Calcium dependence and recovery kinetics of presynaptic depression at the climbing fiber to Purkinje cell synapse Academic Article uri icon

Overview

MeSH Major

  • Calcium
  • Presynaptic Terminals
  • Purkinje Cells
  • Synapses

abstract

  • Short-term depression is a widespread form of use-dependent plasticity found in the peripheral and central nervous systems of invertebrates and vertebrates. The mechanism behind this transient decrease in synaptic strength is thought to be primarily the result of presynaptic "depletion" of a readily releasable neurotransmitter pool, which typically recovers with a time constant of a few seconds. We studied the mechanism and dynamics of recovery from depression at the climbing fiber to Purkinje cell synapse, where marked presynaptic depression has been described previously. Climbing fibers are well suited to studies of recovery from depression because they display little, if any, facilitation (even under conditions of low-release probability), which can obscure rapid recovery from depression for hundreds of milliseconds after release. We found that recovery from depression occurred in three kinetic phases. The fast and intermediate components could be approximated by exponentials with time constants of 100 msec and 3 sec at 24 degrees C. A much slower recovery phase was also present, but it was only prominent during prolonged stimulus trains. The fast component was enhanced by raising extracellular calcium and was eliminated by lowering presynaptic calcium, suggesting that, on short time scales, recovery from depression is driven by residual calcium. During regular and Poisson stimulus trains, recovery from depression was dramatically accelerated by accumulation of presynaptic residual calcium, maintaining synaptic efficacy under conditions that would otherwise deplete the available transmitter pool. This represents a novel form of presynaptic plasticity in that high levels of activity modulate the rate of recovery as well as the magnitude of depression.

publication date

  • August 15, 1998

Research

keywords

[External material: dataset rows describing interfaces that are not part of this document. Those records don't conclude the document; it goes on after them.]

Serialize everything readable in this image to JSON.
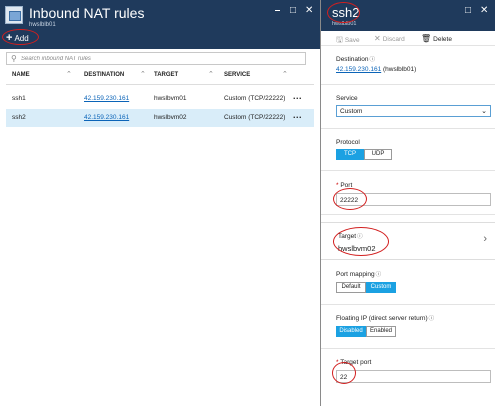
{
  "left_blade": {
    "title": "Inbound NAT rules",
    "subtitle": "hwslblb01",
    "add_label": "Add",
    "search_placeholder": "Search inbound NAT rules",
    "columns": [
      "NAME",
      "DESTINATION",
      "TARGET",
      "SERVICE"
    ],
    "rows": [
      {
        "name": "ssh1",
        "destination": "42.159.230.161",
        "target": "hwslbvm01",
        "service": "Custom (TCP/22222)",
        "selected": false
      },
      {
        "name": "ssh2",
        "destination": "42.159.230.161",
        "target": "hwslbvm02",
        "service": "Custom (TCP/22222)",
        "selected": true
      }
    ],
    "row_menu": "..."
  },
  "right_blade": {
    "title": "ssh2",
    "subtitle": "hwslblb01",
    "save_label": "Save",
    "discard_label": "Discard",
    "delete_label": "Delete",
    "destination_label": "Destination",
    "destination_ip": "42.159.230.161",
    "destination_suffix": "(hwslblb01)",
    "service_label": "Service",
    "service_value": "Custom",
    "protocol_label": "Protocol",
    "protocol_options": [
      "TCP",
      "UDP"
    ],
    "protocol_selected": "TCP",
    "port_label": "Port",
    "port_value": "22222",
    "target_label": "Target",
    "target_value": "hwslbvm02",
    "port_mapping_label": "Port mapping",
    "port_mapping_options": [
      "Default",
      "Custom"
    ],
    "port_mapping_selected": "Custom",
    "floating_ip_label": "Floating IP (direct server return)",
    "floating_ip_options": [
      "Disabled",
      "Enabled"
    ],
    "floating_ip_selected": "Disabled",
    "target_port_label": "Target port",
    "target_port_value": "22",
    "required_marker": "*",
    "info_marker": "ⓘ"
  },
  "icons": [
    "blade-icon",
    "pin-icon",
    "maximize-icon",
    "close-icon",
    "search-icon",
    "save-icon",
    "discard-icon",
    "delete-icon",
    "chevron-down-icon",
    "chevron-right-icon",
    "info-icon"
  ],
  "colors": {
    "header_bg": "#1f3a5c",
    "selected_row": "#d9edf9",
    "toggle_on": "#1ba1e2",
    "link": "#0b64b8",
    "annotation": "#d21f1f"
  }
}
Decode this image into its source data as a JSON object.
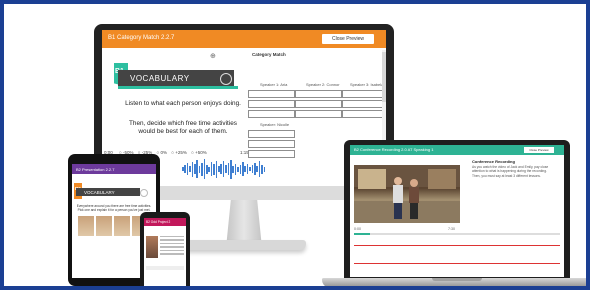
{
  "monitor": {
    "title": "B1 Category Match 2.2.7",
    "close_label": "Close Preview",
    "zoom_icon": "zoom-in-icon",
    "badge": "B1",
    "vocab_word": "VOCABULARY",
    "prompt": "Listen to what each person enjoys doing.",
    "instruction": "Then, decide which free time activities would be best for each of them.",
    "audio": {
      "start_time": "0:00",
      "options": [
        "-50%",
        "-25%",
        "0%",
        "+25%",
        "+50%"
      ],
      "end_time": "1:15"
    },
    "category_title": "Category Match",
    "speakers": [
      "Speaker 1: Aria",
      "Speaker 2: Connor",
      "Speaker 3: Isabela"
    ],
    "speaker_bottom": "Speaker: Nicolle"
  },
  "laptop": {
    "title": "B2 Conference Recording 2.0 AT Speaking 1",
    "close_label": "Close Preview",
    "right_title": "Conference Recording",
    "right_text": "As you watch the video of Jack and Emily, pay close attention to what is happening during the recording. Then, you must say at least 3 different lessons.",
    "time_start": "0:00",
    "time_end": "7:30",
    "progress": 0.08
  },
  "tablet": {
    "title": "B2 Presentation 2.2.7",
    "badge": "B2",
    "vocab_word": "VOCABULARY",
    "text": "Everywhere around you there are free time activities. Pick one and explain it for a person you've just met."
  },
  "phone": {
    "title": "B2 Odd Project 2"
  },
  "colors": {
    "monitor_bar": "#f08a24",
    "laptop_bar": "#2eb394",
    "tablet_bar": "#6d3a9c",
    "phone_bar": "#c2185b",
    "background_border": "#1b3f93",
    "vocab_accent": "#2dbfa0"
  }
}
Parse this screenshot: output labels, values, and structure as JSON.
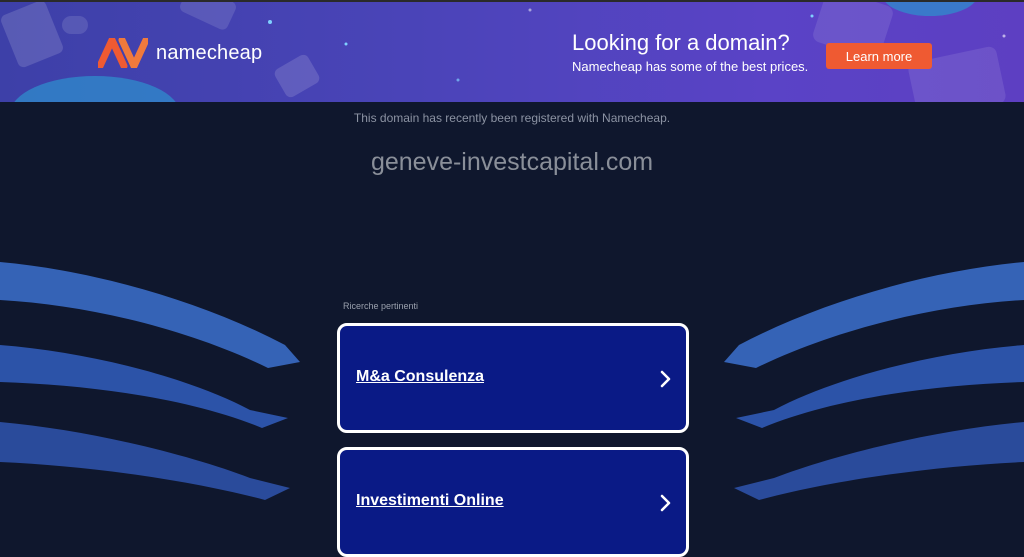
{
  "banner": {
    "brand": "namecheap",
    "promo_title": "Looking for a domain?",
    "promo_subtitle": "Namecheap has some of the best prices.",
    "cta_label": "Learn more",
    "colors": {
      "brand_orange": "#ef5a32",
      "banner_bg": "#4a44b8"
    }
  },
  "main": {
    "registered_note": "This domain has recently been registered with Namecheap.",
    "domain": "geneve-investcapital.com",
    "related_label": "Ricerche pertinenti",
    "results": [
      {
        "label": "M&a Consulenza",
        "icon": "chevron-right-icon"
      },
      {
        "label": "Investimenti Online",
        "icon": "chevron-right-icon"
      }
    ]
  },
  "colors": {
    "page_bg": "#0f172d",
    "card_bg": "#0a1a86",
    "wave": "#2d5fb5"
  }
}
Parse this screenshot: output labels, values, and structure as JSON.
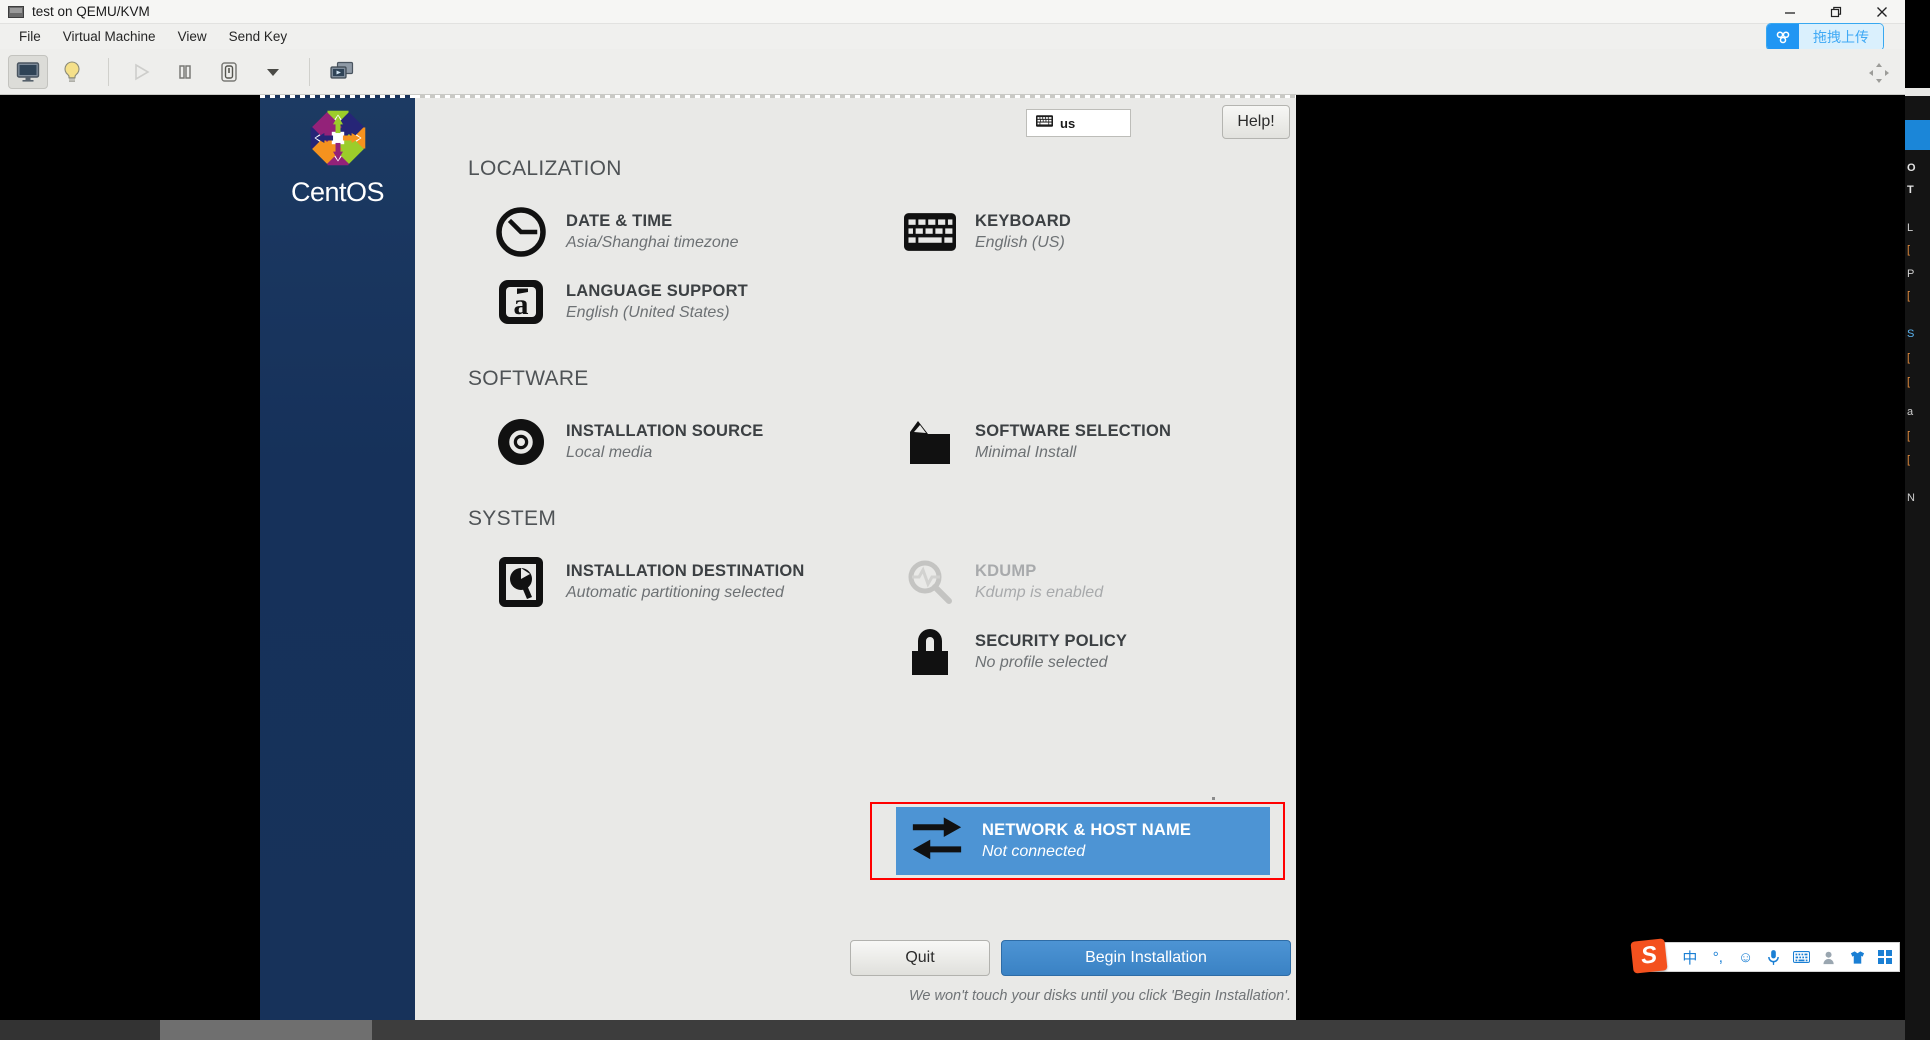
{
  "window": {
    "title": "test on QEMU/KVM",
    "title_icon": "vm-monitor-icon",
    "minimize": "minimize-icon",
    "maximize": "maximize-icon",
    "close": "close-icon"
  },
  "menubar": {
    "items": [
      {
        "label": "File"
      },
      {
        "label": "Virtual Machine"
      },
      {
        "label": "View"
      },
      {
        "label": "Send Key"
      }
    ],
    "upload_button": {
      "label": "拖拽上传",
      "icon": "cloud-upload-icon",
      "accent": "#2196f3",
      "bg": "#daf0fd"
    }
  },
  "toolbar": {
    "buttons": [
      {
        "name": "show-console",
        "icon": "monitor-icon",
        "active": true
      },
      {
        "name": "show-details",
        "icon": "lightbulb-icon",
        "active": false
      },
      {
        "name": "run-vm",
        "icon": "play-icon",
        "disabled": true
      },
      {
        "name": "pause-vm",
        "icon": "pause-icon",
        "disabled": false
      },
      {
        "name": "shutdown-vm",
        "icon": "power-icon",
        "disabled": false
      },
      {
        "name": "shutdown-menu",
        "icon": "chevron-down-icon",
        "disabled": false
      },
      {
        "name": "fullscreen-snapshot",
        "icon": "screens-icon",
        "disabled": false
      }
    ],
    "right_icon": "resize-icon"
  },
  "anaconda": {
    "brand": "CentOS",
    "brand_logo": "centos-swirl-logo",
    "keyboard_layout": {
      "icon": "keyboard-icon",
      "label": "us"
    },
    "help_button": "Help!",
    "sections": [
      {
        "id": "localization",
        "title": "LOCALIZATION",
        "columns": [
          [
            {
              "icon": "clock-icon",
              "title": "DATE & TIME",
              "sub": "Asia/Shanghai timezone",
              "state": "normal"
            },
            {
              "icon": "a-accent-icon",
              "title": "LANGUAGE SUPPORT",
              "sub": "English (United States)",
              "state": "normal"
            }
          ],
          [
            {
              "icon": "keyboard-icon",
              "title": "KEYBOARD",
              "sub": "English (US)",
              "state": "normal"
            }
          ]
        ]
      },
      {
        "id": "software",
        "title": "SOFTWARE",
        "columns": [
          [
            {
              "icon": "disc-icon",
              "title": "INSTALLATION SOURCE",
              "sub": "Local media",
              "state": "normal"
            }
          ],
          [
            {
              "icon": "package-icon",
              "title": "SOFTWARE SELECTION",
              "sub": "Minimal Install",
              "state": "normal"
            }
          ]
        ]
      },
      {
        "id": "system",
        "title": "SYSTEM",
        "columns": [
          [
            {
              "icon": "harddrive-icon",
              "title": "INSTALLATION DESTINATION",
              "sub": "Automatic partitioning selected",
              "state": "normal"
            },
            {
              "icon": "network-icon",
              "title": "NETWORK & HOST NAME",
              "sub": "Not connected",
              "state": "selected"
            }
          ],
          [
            {
              "icon": "magnifier-wave-icon",
              "title": "KDUMP",
              "sub": "Kdump is enabled",
              "state": "disabled"
            },
            {
              "icon": "lock-icon",
              "title": "SECURITY POLICY",
              "sub": "No profile selected",
              "state": "normal"
            }
          ]
        ]
      }
    ],
    "footer": {
      "quit_label": "Quit",
      "begin_label": "Begin Installation",
      "note": "We won't touch your disks until you click 'Begin Installation'."
    },
    "highlight": {
      "color": "#ff0000",
      "selection_color": "#4d94d4"
    }
  },
  "ime": {
    "logo": "S",
    "items": [
      {
        "name": "chinese-mode-icon",
        "glyph": "中"
      },
      {
        "name": "punctuation-icon",
        "glyph": "°,"
      },
      {
        "name": "emoji-icon",
        "glyph": "☺"
      },
      {
        "name": "voice-input-icon",
        "glyph": "🎤"
      },
      {
        "name": "soft-keyboard-icon",
        "glyph": "⌨"
      },
      {
        "name": "account-icon",
        "glyph": "👤"
      },
      {
        "name": "skin-icon",
        "glyph": "👕"
      },
      {
        "name": "toolbox-icon",
        "glyph": "▦"
      }
    ]
  },
  "right_panel": {
    "lines": [
      "O",
      "T",
      "L",
      "[",
      "P",
      "[",
      "S",
      "[",
      "[",
      "a",
      "[",
      "[",
      "N"
    ]
  }
}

  • Academic Article

Identity

Language

  • eng

PubMed ID

  • 9698309

Additional Document Info

start page

  • 6147

end page

  • 62

volume

  • 18

number

  • 16